“Ancient Walls of flowers” ventures into a bluesier acoustic sound that reminds one of songs written by Neil Young.
While this track is not as popular as its predecessors, the clean guitar solo is very enjoyable and uplifting.
The lyrics are strange and are very hard to comprehend, but the music is very enjoyable and catchy.
“Saint Joe on a School Bus” released as a single in 1998, brings a grunge feel to the album that picks up the beat in case “Ancient Walls of flowers” put its listeners to sleep.
The drumbeat in this song is similar to Dave Grohl’s work in Nirvana, especially during the chorus when Dan Rieser goes nuts with the cymbal and open snare.
The lyrics deal with someone being picked on a school bus and in the strange humorous music video; fans can enjoy the consequences of a young boy-calling wolf.
“A Cloak of Elvenkind” begins with a smooth guitar intro and relaxes the listener after “Saint Joe on a School Bus.”
While slow, it is an enjoyable track mostly because the guitar and vocals blend in a very relaxing manner that take the listener through Wozniak’s mind with his chilling lyrics talking about childhood and a special cloak that made one feel protected from the outside world.
The next track, halfway through the album is “Sherry Fraser.” The song was written for Wozniak’s then girlfriend Sherry Fraser questioning when she will return and play, like they played before.
The acoustic rich track was the last single of the album and receive moderate radio play.
Another acoustic track is “Gone Crazy.” The lyrics deal with a female by the name of Molly moving to Spain, something Wozniak is bewildered by when he sings, “Have you gone crazy?”
The romantic lyrics are also calling her back. Even “for free,” perhaps indicating the singer wouldn’t mind paying, as long as she returned to him.
The next track by the name of “Opium” is a hauntingly beautiful song that describes a drug induced calm euphoric experience.
At about 1:48 the song breaks into heavy distortion as Wozniak screams out for his mom. Maybe in a sense inviting the listeners to the effects of waking up from the euphoric state of mind.
“One more suicide” introduces a religious character by the name of Christopher O’ Malley who jumps off a bridge. This track is another hauntingly beautiful track that describes the individual and the fact that “No one was there,” to save him.
The Cello, played by Jen Handler, compliments the acoustic “folky” guitar during the half way point of the song, while the drums play a steady beat that overall give the song a depressing, solemn mood.
In case “One more suicide” made the listener shed a tear, “Dog and His Master” picks up the beat with catchy lyrics and a clear message: regardless of whom you are, or what you do, you’re going to die anyways. “One little, two little, three little idiots, Four little, five little, six little idiots, Seven little, eight little, nine little idiots, All in suit and tie.”
“The Shadow of Seattle” brings back the grunge sound with lyrics that resemble Nirvana’s, and the Grunge in the early 90s.

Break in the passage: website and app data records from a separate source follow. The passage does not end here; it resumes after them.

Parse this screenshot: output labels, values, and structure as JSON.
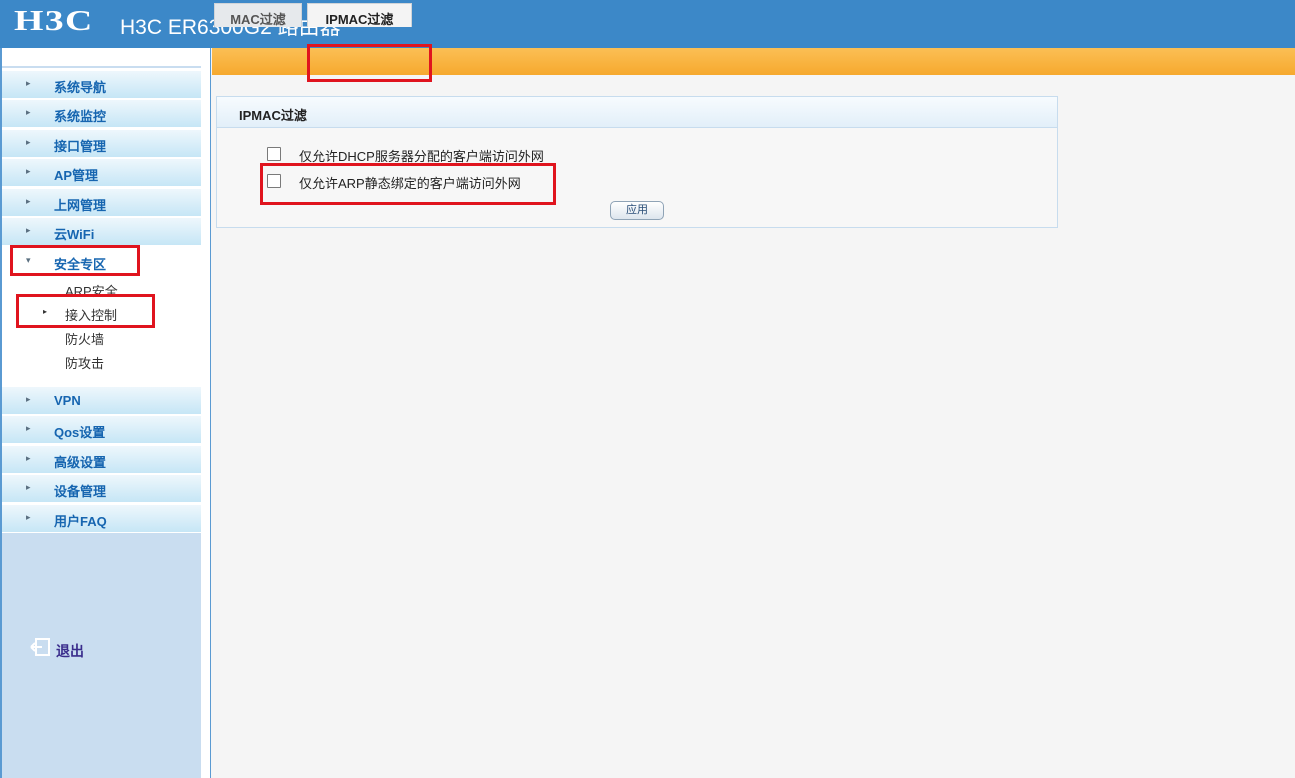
{
  "header": {
    "logo": "H3C",
    "title": "H3C ER6300G2 路由器"
  },
  "sidebar": {
    "items": [
      {
        "label": "系统导航"
      },
      {
        "label": "系统监控"
      },
      {
        "label": "接口管理"
      },
      {
        "label": "AP管理"
      },
      {
        "label": "上网管理"
      },
      {
        "label": "云WiFi"
      },
      {
        "label": "安全专区",
        "expanded": true
      },
      {
        "label": "VPN"
      },
      {
        "label": "Qos设置"
      },
      {
        "label": "高级设置"
      },
      {
        "label": "设备管理"
      },
      {
        "label": "用户FAQ"
      }
    ],
    "sub_items": [
      {
        "label": "ARP安全"
      },
      {
        "label": "接入控制",
        "selected": true
      },
      {
        "label": "防火墙"
      },
      {
        "label": "防攻击"
      }
    ],
    "logout_label": "退出"
  },
  "tabs": [
    {
      "label": "MAC过滤",
      "active": false
    },
    {
      "label": "IPMAC过滤",
      "active": true
    }
  ],
  "panel": {
    "title": "IPMAC过滤",
    "options": [
      {
        "label": "仅允许DHCP服务器分配的客户端访问外网",
        "checked": false
      },
      {
        "label": "仅允许ARP静态绑定的客户端访问外网",
        "checked": false
      }
    ],
    "apply_label": "应用"
  },
  "colors": {
    "header_bg": "#3c88c8",
    "tabbar_bg": "#f6a92e",
    "nav_label": "#1665b0",
    "highlight": "#e0141e"
  }
}
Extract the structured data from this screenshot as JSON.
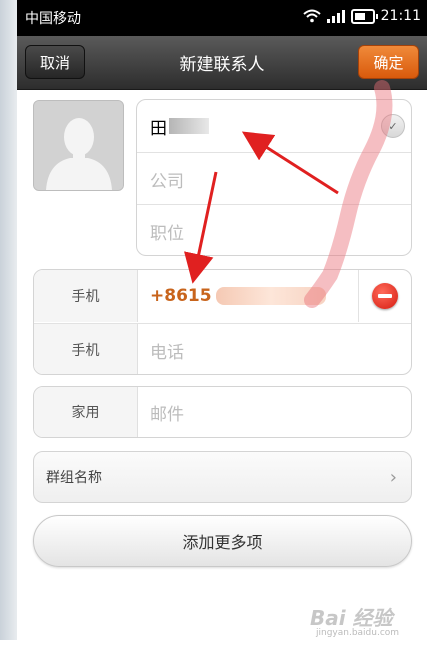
{
  "status_bar": {
    "carrier": "中国移动",
    "time": "21:11"
  },
  "header": {
    "cancel_label": "取消",
    "title": "新建联系人",
    "confirm_label": "确定"
  },
  "name_card": {
    "name_value": "田",
    "company_placeholder": "公司",
    "position_placeholder": "职位"
  },
  "phones": [
    {
      "type": "手机",
      "value": "+8615"
    },
    {
      "type": "手机",
      "placeholder": "电话"
    }
  ],
  "email": {
    "type": "家用",
    "placeholder": "邮件"
  },
  "group": {
    "label": "群组名称"
  },
  "add_more_label": "添加更多项",
  "watermark": {
    "logo": "Bai 经验",
    "url": "jingyan.baidu.com"
  },
  "colors": {
    "confirm": "#e8711f",
    "phone_text": "#c8641c",
    "remove": "#d51b10",
    "annotation": "#e02020"
  }
}
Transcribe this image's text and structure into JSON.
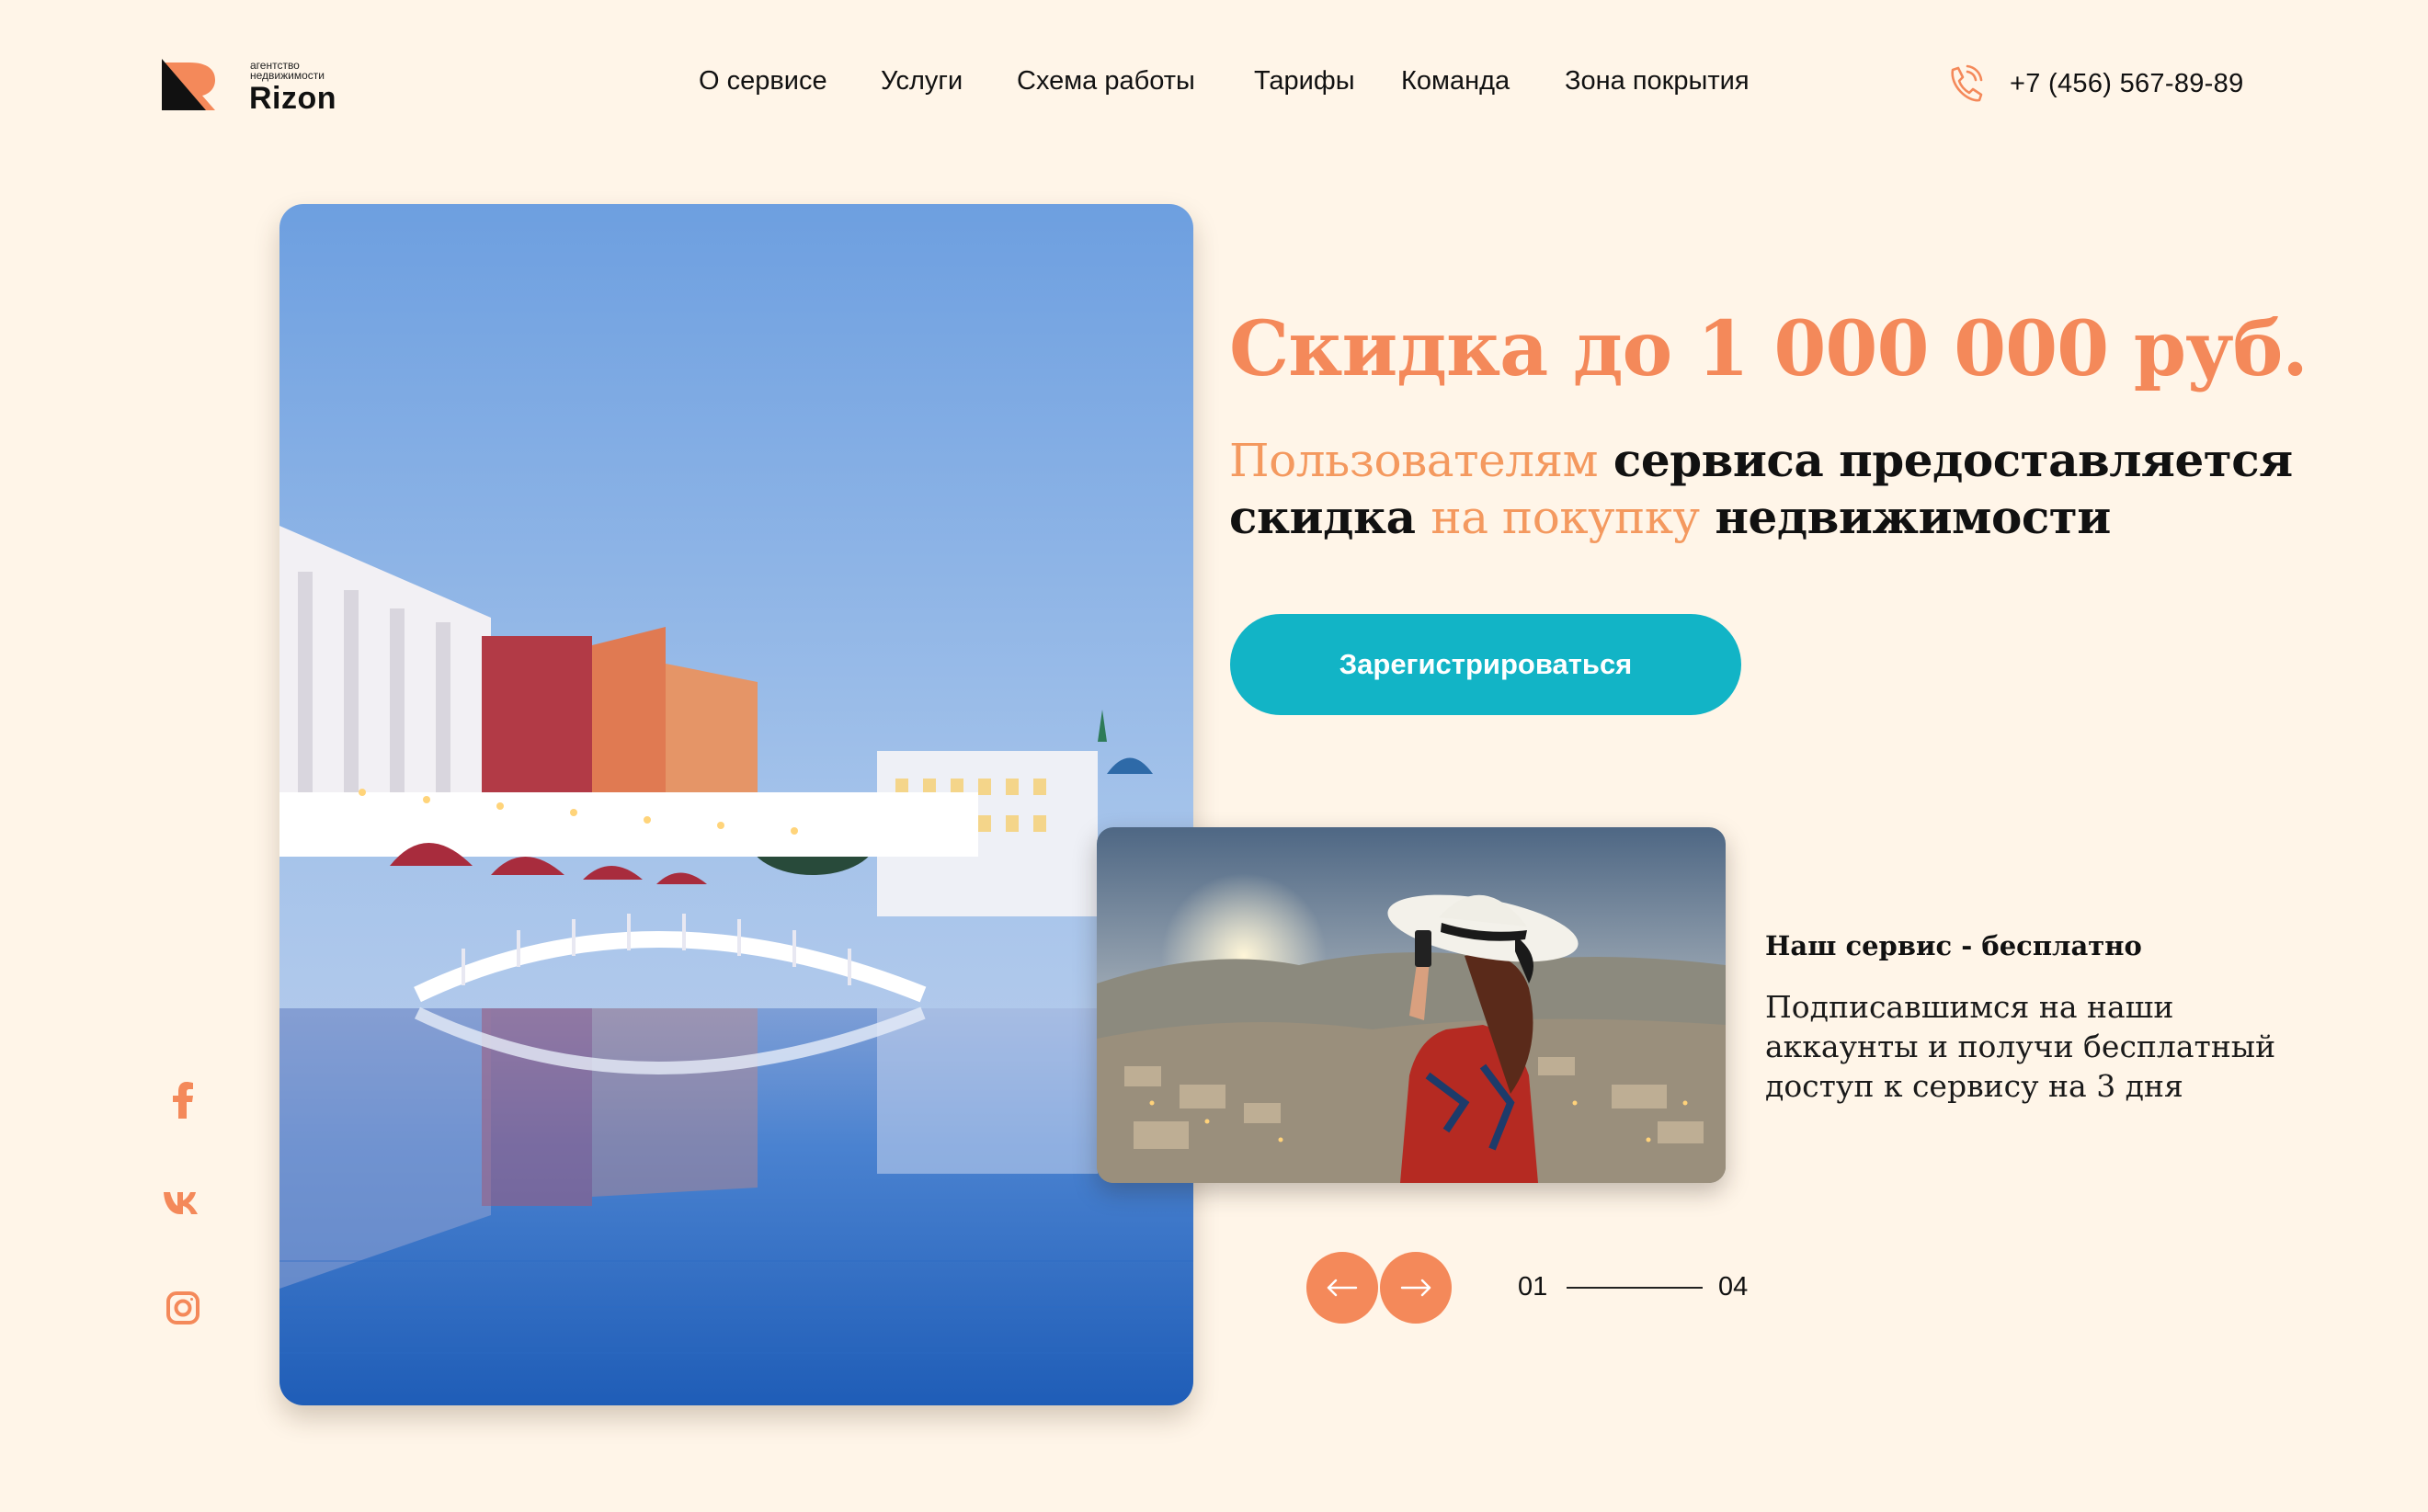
{
  "brand": {
    "subtitle_line1": "агентство",
    "subtitle_line2": "недвижимости",
    "name": "Rizon",
    "logo_icon": "r-logo-icon",
    "accent_color": "#f4895a",
    "logo_dark_color": "#111111"
  },
  "nav": {
    "items": [
      {
        "label": "О сервисе"
      },
      {
        "label": "Услуги"
      },
      {
        "label": "Схема работы"
      },
      {
        "label": "Тарифы"
      },
      {
        "label": "Команда"
      },
      {
        "label": "Зона покрытия"
      }
    ]
  },
  "contact": {
    "phone": "+7 (456) 567-89-89",
    "icon": "phone-icon",
    "icon_color": "#f4895a"
  },
  "hero": {
    "title": "Скидка до 1 000 000 руб.",
    "subtitle": {
      "part1": "Пользователям",
      "part2": " сервиса предоставляется скидка ",
      "part3": "на покупку",
      "part4": " недвижимости"
    },
    "title_color": "#f4895a",
    "cta_label": "Зарегистрироваться",
    "cta_color": "#12b4c6"
  },
  "photos": {
    "main": "resort-pool-photo",
    "secondary": "traveler-hat-photo"
  },
  "promo": {
    "title": "Наш сервис - бесплатно",
    "text": "Подписавшимся на наши аккаунты и получи бесплатный доступ к сервису на 3 дня"
  },
  "slider": {
    "prev_icon": "arrow-left-icon",
    "next_icon": "arrow-right-icon",
    "current": "01",
    "total": "04",
    "button_color": "#f4895a"
  },
  "social": {
    "items": [
      "facebook-icon",
      "vk-icon",
      "instagram-icon"
    ],
    "color": "#f4895a"
  }
}
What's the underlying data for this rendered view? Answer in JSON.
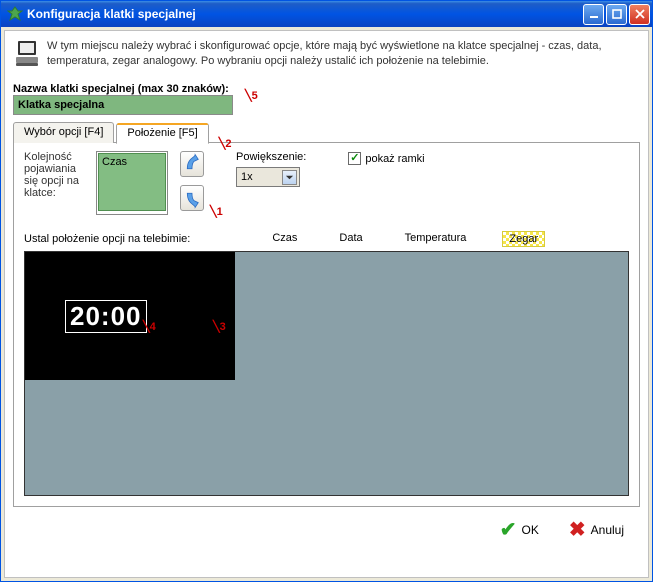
{
  "window": {
    "title": "Konfiguracja klatki specjalnej"
  },
  "description": "W tym miejscu należy wybrać i skonfigurować opcje, które mają być wyświetlone na klatce specjalnej - czas, data, temperatura, zegar analogowy. Po wybraniu opcji należy ustalić ich położenie na telebimie.",
  "name_section": {
    "label": "Nazwa klatki specjalnej (max 30 znaków):",
    "value": "Klatka specjalna"
  },
  "tabs": {
    "options_label": "Wybór opcji [F4]",
    "position_label": "Położenie [F5]"
  },
  "order": {
    "label": "Kolejność pojawiania się opcji na klatce:",
    "items": [
      "Czas"
    ]
  },
  "zoom": {
    "label": "Powiększenie:",
    "value": "1x"
  },
  "frames": {
    "label": "pokaż ramki",
    "checked": true
  },
  "legend": {
    "title": "Ustal położenie opcji na telebimie:",
    "items": [
      "Czas",
      "Data",
      "Temperatura",
      "Zegar"
    ],
    "highlighted": "Zegar"
  },
  "preview": {
    "clock": "20:00"
  },
  "annotations": {
    "a1": "1",
    "a2": "2",
    "a3": "3",
    "a4": "4",
    "a5": "5"
  },
  "footer": {
    "ok": "OK",
    "cancel": "Anuluj"
  }
}
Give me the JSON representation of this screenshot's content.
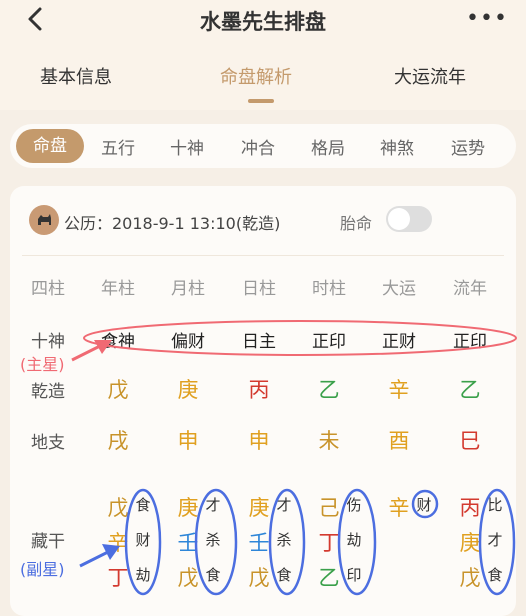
{
  "header": {
    "title": "水墨先生排盘",
    "more": "•••"
  },
  "main_tabs": [
    {
      "label": "基本信息"
    },
    {
      "label": "命盘解析"
    },
    {
      "label": "大运流年"
    }
  ],
  "sub_tabs": [
    "命盘",
    "五行",
    "十神",
    "冲合",
    "格局",
    "神煞",
    "运势"
  ],
  "info": {
    "solar_date": "公历：2018-9-1 13:10(乾造)",
    "taiming_label": "胎命"
  },
  "table": {
    "corner": "四柱",
    "columns": [
      "年柱",
      "月柱",
      "日柱",
      "时柱",
      "大运",
      "流年"
    ],
    "row_labels": {
      "shishen": "十神",
      "qianzao": "乾造",
      "dizhi": "地支",
      "canggan": "藏干"
    },
    "shishen": [
      "食神",
      "偏财",
      "日主",
      "正印",
      "正财",
      "正印"
    ],
    "heavenly_stems": [
      {
        "char": "戊",
        "color": "#c8932a"
      },
      {
        "char": "庚",
        "color": "#e0a020"
      },
      {
        "char": "丙",
        "color": "#d33a2f"
      },
      {
        "char": "乙",
        "color": "#3aa04a"
      },
      {
        "char": "辛",
        "color": "#e0a020"
      },
      {
        "char": "乙",
        "color": "#3aa04a"
      }
    ],
    "earthly_branches": [
      {
        "char": "戌",
        "color": "#c8932a"
      },
      {
        "char": "申",
        "color": "#e0a020"
      },
      {
        "char": "申",
        "color": "#e0a020"
      },
      {
        "char": "未",
        "color": "#c8932a"
      },
      {
        "char": "酉",
        "color": "#e0a020"
      },
      {
        "char": "巳",
        "color": "#d33a2f"
      }
    ],
    "hidden_stems": [
      [
        [
          "戊",
          "食",
          "earth"
        ],
        [
          "辛",
          "财",
          "metal"
        ],
        [
          "丁",
          "劫",
          "fire"
        ]
      ],
      [
        [
          "庚",
          "才",
          "metal"
        ],
        [
          "壬",
          "杀",
          "water"
        ],
        [
          "戊",
          "食",
          "earth"
        ]
      ],
      [
        [
          "庚",
          "才",
          "metal"
        ],
        [
          "壬",
          "杀",
          "water"
        ],
        [
          "戊",
          "食",
          "earth"
        ]
      ],
      [
        [
          "己",
          "伤",
          "earth"
        ],
        [
          "丁",
          "劫",
          "fire"
        ],
        [
          "乙",
          "印",
          "wood"
        ]
      ],
      [
        [
          "辛",
          "财",
          "metal"
        ]
      ],
      [
        [
          "丙",
          "比",
          "fire"
        ],
        [
          "庚",
          "才",
          "metal"
        ],
        [
          "戊",
          "食",
          "earth"
        ]
      ]
    ]
  },
  "annotations": {
    "main_star": "(主星)",
    "sub_star": "(副星)"
  },
  "colors": {
    "accent": "#c49a6c",
    "annotation_red": "#f06a73",
    "annotation_blue": "#4c6ee0"
  }
}
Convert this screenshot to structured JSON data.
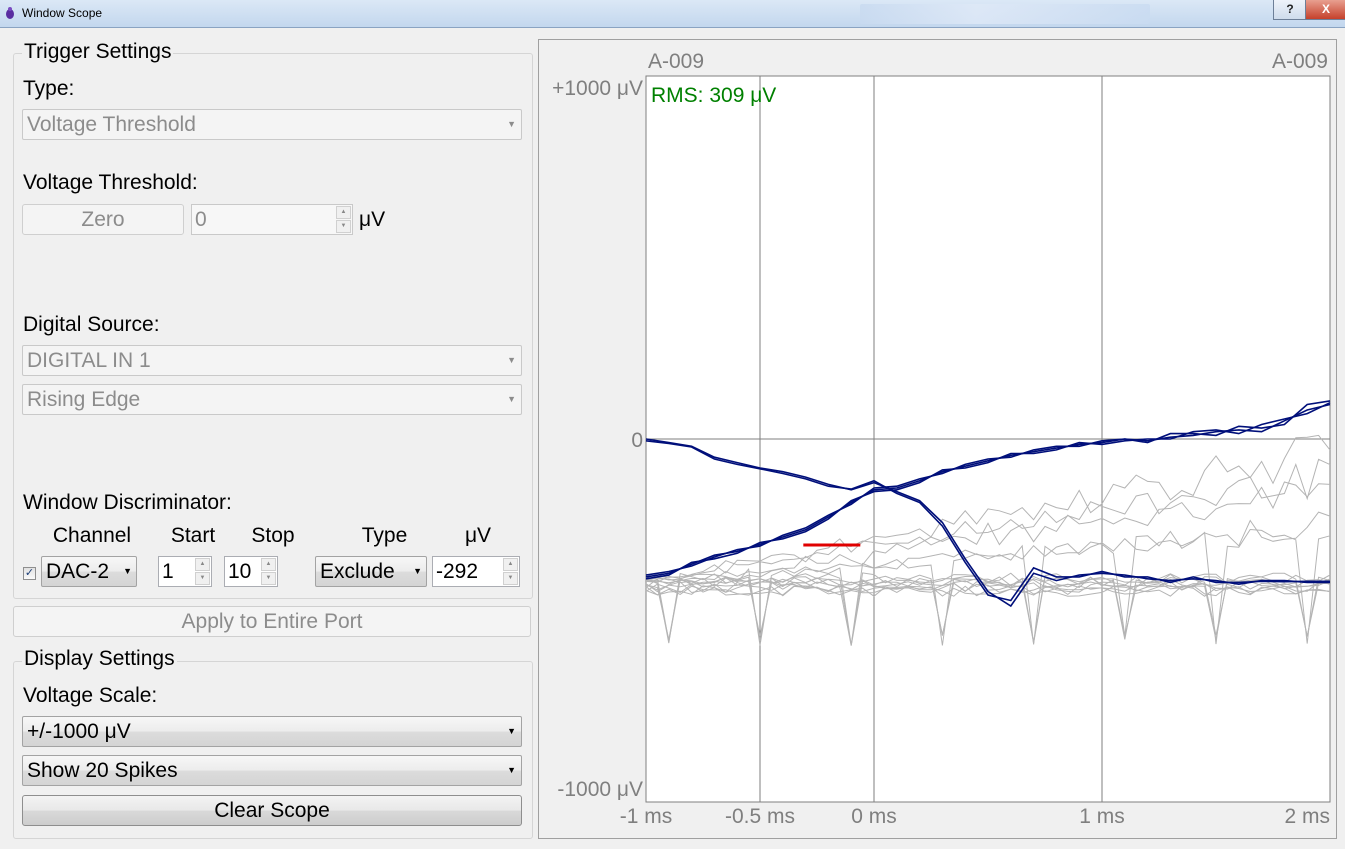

Wozniak, a huge fan of the Grunge, Seattle movement, who once shared rehearsal space with Cobain, wrote this song as a way to express the fact that the music industry wanted to commercialize the Grunge movement, and bands were fighting hard not to. “Why, won’t they let us be ourselves?”
The album ends with a goofy acoustic tune called “The Vampires of New York.” The lyrics mostly describe New York and its strange residents, some nocturnal, perhaps that’s why Wozniak describes them as “Vampires.”
The song ends with a hilarious line that closes the album in a cheerful, silly manner and makes one considered re-listening to this underrated album. “But please watch your step as you’re getting off, kids.”
Overall, besides “Sex and Candy” being overplayed ridiculously, the album is pretty good, with a solid 4 ½ stars out of 5.
Why not five? Because at times the album slowed with boring lyrics and repetitive acoustic chords, but got saved by the different styles introduced in one album.